===== Material shown =====
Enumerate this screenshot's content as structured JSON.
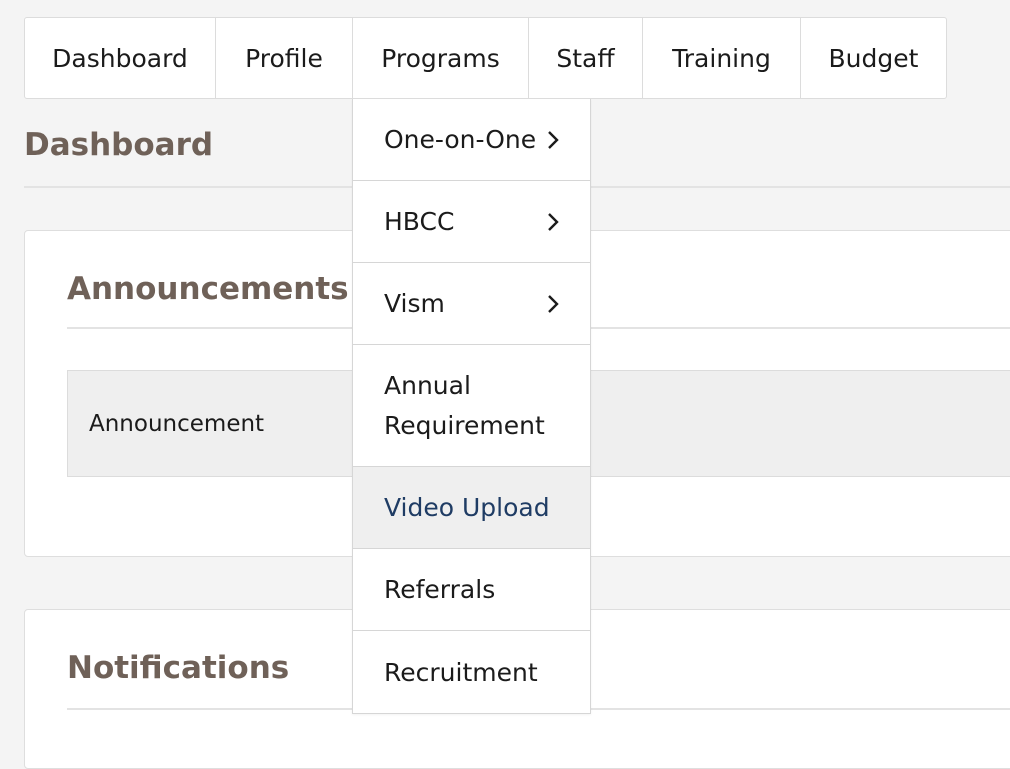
{
  "nav": {
    "items": [
      {
        "label": "Dashboard"
      },
      {
        "label": "Profile"
      },
      {
        "label": "Programs"
      },
      {
        "label": "Staff"
      },
      {
        "label": "Training"
      },
      {
        "label": "Budget"
      }
    ]
  },
  "page": {
    "title": "Dashboard"
  },
  "programs_menu": {
    "items": [
      {
        "label": "One-on-One",
        "icon": "chevron-right-icon"
      },
      {
        "label": "HBCC",
        "icon": "chevron-right-icon"
      },
      {
        "label": "Vism",
        "icon": "chevron-right-icon"
      },
      {
        "label": "Annual Requirement"
      },
      {
        "label": "Video Upload"
      },
      {
        "label": "Referrals"
      },
      {
        "label": "Recruitment"
      }
    ],
    "active_color": "#1f3c64"
  },
  "announcements": {
    "title": "Announcements",
    "columns": [
      "Announcement"
    ]
  },
  "notifications": {
    "title": "Notifications"
  },
  "colors": {
    "heading": "#6f6158",
    "background": "#f4f4f4",
    "active_item_bg": "#efefef"
  }
}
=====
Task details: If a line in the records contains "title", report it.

Reply:
    "title": "Dashboard"
    "title": "Announcements",
    "title": "Notifications"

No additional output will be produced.